At the private L’Université Libre des Pays des Grands Lacs (ULPGL), translated as the Free University of the Great Lakes Countries, courses resumed on 14 June, but exams had already been scheduled to start on 21 June, thereby putting students under severe pressure.

Chris Chakola, a ULPGL student in applied sciences, left Goma following the eruption and has just arrived back in the city. He has eight papers to sit for as part of the first semester.

“I am really overwhelmed. I spend time revising notes and have no second to waste. We were told to evacuate in the wee hours of the morning, and I was too scared to even take my notes … We are not sure we will finish the programme,” he said.

To further complicate matters, some lecturers are yet to report back after being evacuated, sources told University World News.

DRC’s third wave

Meanwhile, in officially announcing the DRC’s third wave of the pandemic, President Félix Tshisekedi has warned schools and universities “to be very strict, or else they face another closure”, and for the country to remain vigilant.

However, University World News has found that some of the measures against the pandemic were not being respected: many of the entrances at universities do not have sanitation stations and wearing a face mask is not mandatory for students and others frequenting the campuses. Social distancing is also not routinely adhered to.

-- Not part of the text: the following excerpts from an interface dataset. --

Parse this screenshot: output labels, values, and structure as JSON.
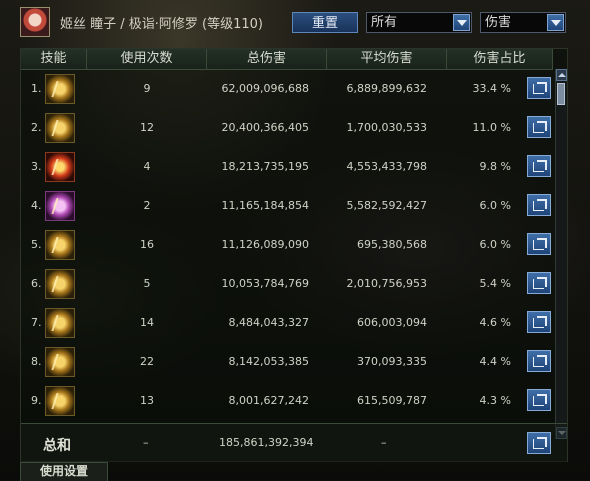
{
  "header": {
    "title": "姬丝 瞳子 / 极诣·阿修罗 (等级110)",
    "reset_label": "重置",
    "filter_select": "所有",
    "metric_select": "伤害"
  },
  "table": {
    "columns": [
      "技能",
      "使用次数",
      "总伤害",
      "平均伤害",
      "伤害占比"
    ],
    "rows": [
      {
        "index": "1.",
        "uses": "9",
        "total": "62,009,096,688",
        "avg": "6,889,899,632",
        "pct": "33.4 %",
        "icon": "lightning-skill-icon"
      },
      {
        "index": "2.",
        "uses": "12",
        "total": "20,400,366,405",
        "avg": "1,700,030,533",
        "pct": "11.0 %",
        "icon": "slash-skill-icon"
      },
      {
        "index": "3.",
        "uses": "4",
        "total": "18,213,735,195",
        "avg": "4,553,433,798",
        "pct": "9.8 %",
        "icon": "eye-skill-icon"
      },
      {
        "index": "4.",
        "uses": "2",
        "total": "11,165,184,854",
        "avg": "5,582,592,427",
        "pct": "6.0 %",
        "icon": "burst-skill-icon"
      },
      {
        "index": "5.",
        "uses": "16",
        "total": "11,126,089,090",
        "avg": "695,380,568",
        "pct": "6.0 %",
        "icon": "wave-skill-icon"
      },
      {
        "index": "6.",
        "uses": "5",
        "total": "10,053,784,769",
        "avg": "2,010,756,953",
        "pct": "5.4 %",
        "icon": "ring-skill-icon"
      },
      {
        "index": "7.",
        "uses": "14",
        "total": "8,484,043,327",
        "avg": "606,003,094",
        "pct": "4.6 %",
        "icon": "figure-skill-icon"
      },
      {
        "index": "8.",
        "uses": "22",
        "total": "8,142,053,385",
        "avg": "370,093,335",
        "pct": "4.4 %",
        "icon": "crescent-skill-icon"
      },
      {
        "index": "9.",
        "uses": "13",
        "total": "8,001,627,242",
        "avg": "615,509,787",
        "pct": "4.3 %",
        "icon": "vortex-skill-icon"
      }
    ],
    "total": {
      "label": "总和",
      "uses": "–",
      "sum": "185,861,392,394",
      "avg": "–"
    }
  },
  "footer": {
    "settings_label": "使用设置"
  },
  "colors": {
    "accent": "#2c4f7e",
    "header_bg": "#243126"
  }
}
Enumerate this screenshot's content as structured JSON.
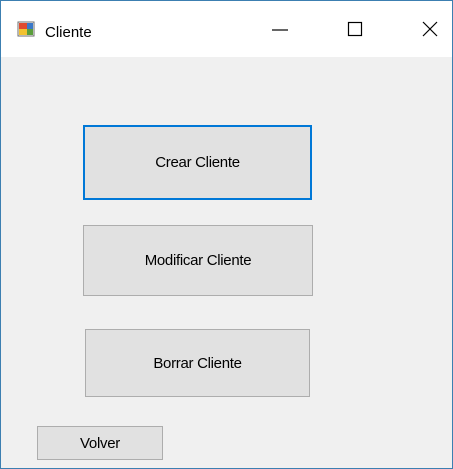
{
  "window": {
    "title": "Cliente",
    "app_icon": "winforms-app-icon",
    "caption_buttons": {
      "minimize_icon": "minimize-icon",
      "maximize_icon": "maximize-icon",
      "close_icon": "close-icon"
    }
  },
  "buttons": {
    "crear": "Crear Cliente",
    "modificar": "Modificar Cliente",
    "borrar": "Borrar Cliente",
    "volver": "Volver"
  },
  "colors": {
    "focus_border": "#0078d7",
    "button_face": "#e1e1e1",
    "window_background": "#f0f0f0"
  }
}
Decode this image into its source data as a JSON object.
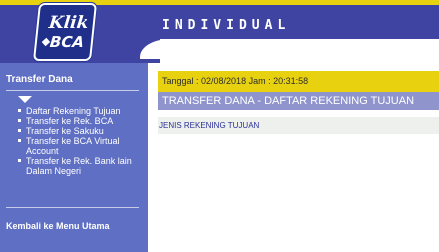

Thomas Luhaka Losenjola, the DRC’s outgoing minister for higher education, said the government was considering an extension of the academic year up to December this year, instead of being closed by the end of July as was planned previously. This would be to ensure courses and exams can be completed.